Supplementary Appendix 36.1

Concerning the starling in Laurence Sterne, A Sentimental Journey through France and Italy by Mr. Yorick, 2 vols. (London 1768), 2:22–26 (in the chapter “The Passport. The Hotel at Paris”):

— And as for the Bastile! the terror is in the word — Make the most of it you can, said I to myself, the Bastile is but another word for a tower — and a tower is but another word for a house you can’t get out of . . . The mind sits terrified at the objects she has magnified herself, and blackened: reduce them to their proper size and hue she overlooks them — ‘Tis true, said I, correcting the proposition — the Bastile is not an evil to be despised — but strip it of its towers — fill up the fossé — unbarricade the doors — call it simply a confinement, and suppose ’tis some tyrant of a distemper — and not of a man which holds you in it — the evil vanishes, and you bear the other half without complaint.

I was interrupted in the hey-day of this soliloquy, with a voice which I took to be of a child, which complained “it could not get out.” — I look’d up and down the passage, and seeing neither man, woman, or child, I went out without further attention.

In my return back through the passage, I heard the same words repeated twice over; and looking up, I saw it was a starling hung in a little cage — “I can’t get out — I can’t get out,” said the starling.

[Illustration from Cassell’s Illustrated Readings, vol. 1 (London 1875), 16:]


I stood looking at the bird.

[Illustration from A Sentimental Journey, new edition (London 1801), following p. 86:]


and to every person who came through the passage it ran fluttering to the side towards which they approach’d it, with the same lamentation of its captivity — “I can’t get out,” said the starling — God help thee! said I, but I’ll let thee out, cost what it will; so I turned about the cage to get to the door; it was twisted and double twisted so fast with wire, there was no getting it open without pulling the cage to pieces — I took both hands to it.

The bird flew to the place where I was attempting the deliverance, and thrusting his head through the trellis, press’d his breast against it, as if impatient — I fear, poor creature! said I, I cannot set thee at liberty — “No,” said the starling — “I can’t get out — I can’t get out,” said the starling.”

I vow, I never had my affections more tenderly awakened; or do I remember an incident in my life, where the dissipated spirites, to which my reason had been a bubble, were so suddenly call’d home.

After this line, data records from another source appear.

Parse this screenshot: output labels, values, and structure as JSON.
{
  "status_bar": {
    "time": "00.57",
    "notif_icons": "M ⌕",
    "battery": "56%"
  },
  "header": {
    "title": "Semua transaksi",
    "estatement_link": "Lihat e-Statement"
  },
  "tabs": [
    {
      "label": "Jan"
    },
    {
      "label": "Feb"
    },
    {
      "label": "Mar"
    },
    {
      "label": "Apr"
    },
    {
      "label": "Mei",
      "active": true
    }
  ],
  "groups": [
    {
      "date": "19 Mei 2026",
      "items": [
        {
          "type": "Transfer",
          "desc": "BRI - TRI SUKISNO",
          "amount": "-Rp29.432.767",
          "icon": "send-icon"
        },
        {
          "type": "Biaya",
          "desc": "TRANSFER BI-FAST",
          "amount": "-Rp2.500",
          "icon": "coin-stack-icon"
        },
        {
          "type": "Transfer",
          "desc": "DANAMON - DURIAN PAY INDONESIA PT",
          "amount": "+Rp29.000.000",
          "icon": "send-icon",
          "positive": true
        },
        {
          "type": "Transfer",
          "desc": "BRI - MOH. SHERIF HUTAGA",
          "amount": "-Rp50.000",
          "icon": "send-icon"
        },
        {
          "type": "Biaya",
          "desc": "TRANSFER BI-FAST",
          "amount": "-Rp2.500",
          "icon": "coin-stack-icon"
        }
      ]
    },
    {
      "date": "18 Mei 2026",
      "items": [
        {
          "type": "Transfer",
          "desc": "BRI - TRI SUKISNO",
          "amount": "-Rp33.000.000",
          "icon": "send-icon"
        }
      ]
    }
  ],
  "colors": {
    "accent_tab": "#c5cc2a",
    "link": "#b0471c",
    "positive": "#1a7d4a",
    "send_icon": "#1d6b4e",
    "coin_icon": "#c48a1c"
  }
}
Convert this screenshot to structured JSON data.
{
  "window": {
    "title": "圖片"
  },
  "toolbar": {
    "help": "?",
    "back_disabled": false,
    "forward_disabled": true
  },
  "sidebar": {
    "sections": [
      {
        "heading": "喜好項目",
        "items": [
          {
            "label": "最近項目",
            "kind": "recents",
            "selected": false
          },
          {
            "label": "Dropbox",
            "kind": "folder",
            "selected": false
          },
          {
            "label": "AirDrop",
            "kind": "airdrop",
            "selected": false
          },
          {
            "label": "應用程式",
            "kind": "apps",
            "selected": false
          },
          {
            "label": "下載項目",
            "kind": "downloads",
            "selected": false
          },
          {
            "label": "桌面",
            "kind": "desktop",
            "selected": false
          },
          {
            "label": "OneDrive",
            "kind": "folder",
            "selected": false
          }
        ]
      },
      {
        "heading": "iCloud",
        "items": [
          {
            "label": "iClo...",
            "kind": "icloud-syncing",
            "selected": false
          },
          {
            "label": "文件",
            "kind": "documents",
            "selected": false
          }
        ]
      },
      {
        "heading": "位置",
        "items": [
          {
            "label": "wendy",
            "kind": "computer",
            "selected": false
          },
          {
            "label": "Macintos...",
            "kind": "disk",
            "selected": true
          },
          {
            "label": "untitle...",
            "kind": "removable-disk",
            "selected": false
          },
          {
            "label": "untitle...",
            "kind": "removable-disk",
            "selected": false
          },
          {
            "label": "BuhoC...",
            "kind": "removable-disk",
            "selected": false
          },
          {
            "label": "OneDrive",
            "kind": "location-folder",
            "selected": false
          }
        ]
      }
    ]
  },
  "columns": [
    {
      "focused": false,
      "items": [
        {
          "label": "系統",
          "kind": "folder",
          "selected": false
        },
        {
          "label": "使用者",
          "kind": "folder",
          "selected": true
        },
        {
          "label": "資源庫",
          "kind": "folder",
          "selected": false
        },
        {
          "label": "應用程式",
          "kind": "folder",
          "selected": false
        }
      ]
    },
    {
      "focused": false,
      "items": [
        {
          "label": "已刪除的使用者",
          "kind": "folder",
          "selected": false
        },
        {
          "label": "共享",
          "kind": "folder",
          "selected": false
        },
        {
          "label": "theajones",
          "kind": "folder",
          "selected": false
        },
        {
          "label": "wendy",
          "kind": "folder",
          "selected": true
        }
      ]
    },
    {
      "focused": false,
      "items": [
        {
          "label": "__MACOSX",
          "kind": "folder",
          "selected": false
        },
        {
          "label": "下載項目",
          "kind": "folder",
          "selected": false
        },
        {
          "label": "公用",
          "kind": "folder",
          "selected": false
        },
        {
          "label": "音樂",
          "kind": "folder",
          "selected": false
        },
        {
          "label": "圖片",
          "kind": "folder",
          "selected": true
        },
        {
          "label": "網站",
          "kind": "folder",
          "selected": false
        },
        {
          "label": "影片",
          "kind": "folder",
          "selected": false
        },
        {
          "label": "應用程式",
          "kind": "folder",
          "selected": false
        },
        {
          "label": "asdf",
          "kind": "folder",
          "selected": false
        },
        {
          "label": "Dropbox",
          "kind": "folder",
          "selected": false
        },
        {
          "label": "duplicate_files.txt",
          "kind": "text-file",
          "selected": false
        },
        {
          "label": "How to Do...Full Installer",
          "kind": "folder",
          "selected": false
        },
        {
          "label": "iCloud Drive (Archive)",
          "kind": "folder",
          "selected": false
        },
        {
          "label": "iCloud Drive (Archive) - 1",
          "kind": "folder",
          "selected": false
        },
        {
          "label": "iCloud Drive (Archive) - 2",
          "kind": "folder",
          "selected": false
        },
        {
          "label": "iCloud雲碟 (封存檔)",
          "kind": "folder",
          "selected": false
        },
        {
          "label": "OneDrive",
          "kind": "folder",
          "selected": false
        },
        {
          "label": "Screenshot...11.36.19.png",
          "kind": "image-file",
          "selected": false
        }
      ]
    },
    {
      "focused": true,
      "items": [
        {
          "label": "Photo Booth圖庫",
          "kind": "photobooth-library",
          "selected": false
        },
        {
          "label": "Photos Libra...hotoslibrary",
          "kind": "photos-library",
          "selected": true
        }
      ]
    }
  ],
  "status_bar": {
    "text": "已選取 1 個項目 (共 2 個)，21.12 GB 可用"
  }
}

Mechanical as the notes were, yet so true in tune to nature were they chanted, that in one moment they overthrew all my systematic reasonings upon the Bastile; and I heavily walk’d up stairs, unsaying everyword I had said in going down them.